Bryn Weese, Senior Washington Correspondent

The Keystone XL pipeline was the clear winner in Thursday's Republican debate, garnering wild applause as the candidates blasted President Barack Obama for delaying the $7-billion project.

A decision from the White House on the pipeline, which would carry crude from Alberta's oilsands to refineries in Texas and elsewhere on the Gulf of Mexico, was expected this year.

But last month, the State Department ordered further reviews that would put off a decision on the controversial project until after the 2012 presidential election.

If built, it's estimated it would create 20,000 construction jobs right away and 100,000 indirect jobs once it's fully operational.

During Thursday night's GOP debate in Des Moines, Iowa, front-runner Newt Gingrich called it "utterly irrational" to delay the pipeline given the jobs it would create.

Gingrich also said he favours a Republican move in Congress tying approval of the pipeline to a payroll tax cut extension that Democrats have been pleading for.

"And the president of the United States cannot figure out that it is - I'm using mild words here - utterly irrational to say, 'I'm now going to veto a middle-class tax cut to protect left-wing environmental extremists in San Francisco, so that we're going to kill American jobs, weaken American energy, make us more vulnerable to the Iranians, and do so in a way that makes no sense to any normal, rational American,'" he said.

The audience erupted in loud applause.

"You want to look like you're totally out of touch with the American people, be my guest. We're not backing down," he added.

Environmental activists, including some Hollywood celebrities, have lobbied hard to stop the pipeline, which they say encourages development of so-called dirty oil from Alberta.

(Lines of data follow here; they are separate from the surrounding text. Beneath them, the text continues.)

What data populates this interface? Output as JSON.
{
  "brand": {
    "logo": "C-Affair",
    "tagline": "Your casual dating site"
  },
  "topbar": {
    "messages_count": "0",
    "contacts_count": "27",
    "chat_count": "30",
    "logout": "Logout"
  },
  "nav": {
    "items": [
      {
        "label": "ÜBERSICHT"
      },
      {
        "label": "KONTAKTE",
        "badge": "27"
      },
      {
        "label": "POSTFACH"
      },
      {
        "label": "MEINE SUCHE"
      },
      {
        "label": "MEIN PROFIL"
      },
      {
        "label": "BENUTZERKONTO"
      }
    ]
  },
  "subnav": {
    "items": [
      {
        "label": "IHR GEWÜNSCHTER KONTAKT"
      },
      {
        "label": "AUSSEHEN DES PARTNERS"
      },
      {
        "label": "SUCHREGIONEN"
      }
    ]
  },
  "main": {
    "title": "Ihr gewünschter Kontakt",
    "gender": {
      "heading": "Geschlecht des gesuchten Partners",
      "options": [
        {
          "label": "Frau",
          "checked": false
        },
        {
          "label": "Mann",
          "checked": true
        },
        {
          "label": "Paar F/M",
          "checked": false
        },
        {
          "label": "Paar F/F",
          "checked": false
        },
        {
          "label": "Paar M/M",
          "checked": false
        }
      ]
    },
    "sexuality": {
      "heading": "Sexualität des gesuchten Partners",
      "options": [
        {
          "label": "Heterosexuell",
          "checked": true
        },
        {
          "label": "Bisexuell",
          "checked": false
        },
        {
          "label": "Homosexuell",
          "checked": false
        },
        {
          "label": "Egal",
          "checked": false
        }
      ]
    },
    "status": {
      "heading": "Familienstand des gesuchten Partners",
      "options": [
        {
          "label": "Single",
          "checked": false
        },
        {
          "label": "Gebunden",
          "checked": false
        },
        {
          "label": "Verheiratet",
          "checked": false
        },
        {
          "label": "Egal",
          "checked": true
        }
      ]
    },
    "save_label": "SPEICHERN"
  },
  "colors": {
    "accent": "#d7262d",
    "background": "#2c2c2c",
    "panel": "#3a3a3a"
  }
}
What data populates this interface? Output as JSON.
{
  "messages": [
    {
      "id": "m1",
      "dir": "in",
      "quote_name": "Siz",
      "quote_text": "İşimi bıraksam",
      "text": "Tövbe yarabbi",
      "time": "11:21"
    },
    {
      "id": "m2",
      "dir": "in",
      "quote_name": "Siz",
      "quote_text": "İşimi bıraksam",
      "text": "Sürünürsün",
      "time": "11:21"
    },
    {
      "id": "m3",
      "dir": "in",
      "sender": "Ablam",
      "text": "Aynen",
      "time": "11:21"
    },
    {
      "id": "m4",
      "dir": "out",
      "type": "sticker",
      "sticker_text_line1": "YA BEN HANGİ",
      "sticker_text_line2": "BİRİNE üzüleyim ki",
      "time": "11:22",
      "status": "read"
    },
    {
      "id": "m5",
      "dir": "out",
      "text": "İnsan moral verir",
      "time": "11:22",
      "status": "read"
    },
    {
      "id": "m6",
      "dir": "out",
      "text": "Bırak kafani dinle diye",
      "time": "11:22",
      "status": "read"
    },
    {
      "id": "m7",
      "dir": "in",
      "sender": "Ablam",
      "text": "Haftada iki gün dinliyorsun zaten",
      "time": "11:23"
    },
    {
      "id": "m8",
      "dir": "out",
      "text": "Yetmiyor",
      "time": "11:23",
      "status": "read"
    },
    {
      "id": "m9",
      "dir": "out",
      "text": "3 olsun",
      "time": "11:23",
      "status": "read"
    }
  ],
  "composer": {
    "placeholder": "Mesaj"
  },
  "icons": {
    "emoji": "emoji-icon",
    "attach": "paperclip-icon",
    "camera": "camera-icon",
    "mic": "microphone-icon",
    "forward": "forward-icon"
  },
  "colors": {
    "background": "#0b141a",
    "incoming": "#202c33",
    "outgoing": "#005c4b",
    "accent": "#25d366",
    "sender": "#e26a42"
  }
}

Republican candidate Michele Bachmann blasted Obama in the debate for what she said was a political move, nothing more.

"His entire calculus was based upon his re-election effort, because quite frankly, the radical environmentalists said to President Obama, you pass Keystone, we're not going to do your volunteer door-to-door work," Bachmann said, referring to speculation the White House's delay of the project was spurred on by key financial backers and campaign volunteers who opposed the project.

"This pipeline is one that would have brought at least 20,000 jobs, at least $6.5 billion worth of economic activity," Bachmann added. "If I was president of the United States, I wouldn't have taken the decision that President Obama did."

A decision on Keystone is now expected sometime in 2013. TransCanada, the company proposing the pipeline, and the state of Nebraska have reached agreement on a new route that avoids a sensitive aquifer and drinking water source.